The CR2032 battery should just slide right in as shown. make sure the smaller circle part of the battery is DOWN.
The + on the battery should be face UP as shown.
You are now ready for your test!
Flip the switch on and see what you get!!
Step 7: How the Button Works Once Turned On
OK the MODE button on the front has 2 functions.
1 of them I forgot to mention in the video.
1) Press it quickly to change the MODE.
This will cycle through all the color modes I programmed (Feel Free to edit it yourself for your own colors when programming)
2) If you press and HOLD it for 1-2 seconds it will adjust the brightness.
They turn on at medium brightness.
If you press and hold, they will go into Highest brightness, press and hold once more and they will go into Lowest brightness, do once again, and you are back to medium brightness.
Check out the video for all the modes and what they look like. Video
Also a quick note I never finished the code completely, I wanted to add an interrupt to the code so the button world be more responsive but just never got around to it yet. So you may need to push the button once or twice to switch modes because it's not always "watching" for a button press. But as you can see in the video it's still works very well even without the interrupt code always watching the button. I may add it sometime in the future and will update this if that happens
Step 8: LAST Step You MADE IT!!!
Simply attach the earring loops to the hole in the top of the PCB, and you are ready to wear them.
(Or give them away as an amazing hand made electronic gift!!! ) :)
These weigh about 6-7 grams which is a completely normal weight for earrings of this size.
The battery will last about 4 hours with all the colors.
Then the blue will begin to fade out thus altering any other colors that rely on blue (Purple, White, Pink, Lighter colors, Pastel colors, etc...)
The Green and Red colors will run for about 12 to 16 hours and begin to slowly get dimmer and dimmer.
The Leds will just slowly fade to off, the processor can run at a much lower voltage than the LEDs so the LEDs will just fade out eventually as the battery dies.
Note: You can also get batteries for as low as $0.16 cents each on Ebay if you do some hunting and buy in bulk. IE(I bought a 100 pack for $16.00 free shipping) so they can be found MUCH cheaper then $1 ea if you look around online.

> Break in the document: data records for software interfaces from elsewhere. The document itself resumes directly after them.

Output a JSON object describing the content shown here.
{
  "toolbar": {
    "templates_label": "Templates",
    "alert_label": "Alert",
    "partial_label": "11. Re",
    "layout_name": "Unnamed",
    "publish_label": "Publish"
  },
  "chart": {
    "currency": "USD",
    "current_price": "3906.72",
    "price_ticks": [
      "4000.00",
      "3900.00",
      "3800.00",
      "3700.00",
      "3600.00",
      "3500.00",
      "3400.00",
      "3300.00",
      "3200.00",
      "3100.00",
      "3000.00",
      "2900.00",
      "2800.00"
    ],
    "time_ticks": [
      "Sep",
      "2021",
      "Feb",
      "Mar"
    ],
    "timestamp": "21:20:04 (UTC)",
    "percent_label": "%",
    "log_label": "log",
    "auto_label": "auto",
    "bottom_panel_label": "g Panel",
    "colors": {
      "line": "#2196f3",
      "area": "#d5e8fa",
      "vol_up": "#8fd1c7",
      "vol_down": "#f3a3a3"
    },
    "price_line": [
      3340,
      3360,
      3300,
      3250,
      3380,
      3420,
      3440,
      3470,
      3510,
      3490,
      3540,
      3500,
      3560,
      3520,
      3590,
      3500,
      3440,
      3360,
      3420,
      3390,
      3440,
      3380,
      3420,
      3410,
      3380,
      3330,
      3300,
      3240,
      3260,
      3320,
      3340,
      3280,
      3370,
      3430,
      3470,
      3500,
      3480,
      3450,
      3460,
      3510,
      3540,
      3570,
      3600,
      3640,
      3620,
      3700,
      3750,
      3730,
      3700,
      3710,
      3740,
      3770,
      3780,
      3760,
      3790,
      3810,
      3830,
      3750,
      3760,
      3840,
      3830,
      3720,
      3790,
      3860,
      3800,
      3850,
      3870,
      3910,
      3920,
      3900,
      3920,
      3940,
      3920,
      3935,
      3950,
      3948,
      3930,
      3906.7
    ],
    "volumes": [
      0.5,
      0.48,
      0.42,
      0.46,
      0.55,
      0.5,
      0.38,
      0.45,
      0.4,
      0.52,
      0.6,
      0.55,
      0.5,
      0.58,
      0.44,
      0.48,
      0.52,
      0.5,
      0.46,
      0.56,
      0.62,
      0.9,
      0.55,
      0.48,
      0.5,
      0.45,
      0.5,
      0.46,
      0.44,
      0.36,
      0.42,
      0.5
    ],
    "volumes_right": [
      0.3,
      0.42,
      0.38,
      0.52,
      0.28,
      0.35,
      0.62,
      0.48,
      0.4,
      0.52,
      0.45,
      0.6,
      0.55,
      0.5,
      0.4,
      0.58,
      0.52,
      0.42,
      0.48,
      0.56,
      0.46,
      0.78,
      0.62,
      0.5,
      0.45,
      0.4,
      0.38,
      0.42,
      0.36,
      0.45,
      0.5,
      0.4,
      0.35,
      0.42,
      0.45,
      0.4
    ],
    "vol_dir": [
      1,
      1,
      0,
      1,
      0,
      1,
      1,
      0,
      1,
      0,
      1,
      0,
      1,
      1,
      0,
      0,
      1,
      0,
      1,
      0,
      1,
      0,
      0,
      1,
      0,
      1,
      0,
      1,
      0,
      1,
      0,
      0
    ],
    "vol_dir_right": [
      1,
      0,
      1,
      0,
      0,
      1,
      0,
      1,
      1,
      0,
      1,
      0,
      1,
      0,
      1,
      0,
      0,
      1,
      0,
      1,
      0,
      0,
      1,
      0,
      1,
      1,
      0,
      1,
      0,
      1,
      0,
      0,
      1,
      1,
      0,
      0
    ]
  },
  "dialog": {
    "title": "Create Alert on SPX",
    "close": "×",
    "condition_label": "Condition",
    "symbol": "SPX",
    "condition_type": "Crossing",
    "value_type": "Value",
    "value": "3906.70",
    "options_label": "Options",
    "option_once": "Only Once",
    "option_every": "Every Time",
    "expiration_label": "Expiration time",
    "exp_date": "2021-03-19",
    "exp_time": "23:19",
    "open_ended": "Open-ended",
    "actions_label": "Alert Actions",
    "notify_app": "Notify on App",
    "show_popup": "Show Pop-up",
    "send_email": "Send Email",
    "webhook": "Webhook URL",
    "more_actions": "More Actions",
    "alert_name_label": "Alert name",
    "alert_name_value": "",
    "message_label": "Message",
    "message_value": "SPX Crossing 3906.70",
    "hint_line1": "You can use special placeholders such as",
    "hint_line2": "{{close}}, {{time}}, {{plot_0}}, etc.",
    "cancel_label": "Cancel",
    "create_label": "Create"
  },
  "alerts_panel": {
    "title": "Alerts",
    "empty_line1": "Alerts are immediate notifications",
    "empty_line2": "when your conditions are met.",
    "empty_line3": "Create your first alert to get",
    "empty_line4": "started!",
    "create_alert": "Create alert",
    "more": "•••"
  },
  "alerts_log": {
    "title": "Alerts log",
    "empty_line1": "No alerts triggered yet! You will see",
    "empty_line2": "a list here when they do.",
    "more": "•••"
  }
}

Hope someone out there can enjoy making these as much as I did creating them from scratch :)
Got questions? Post them up in the comments section....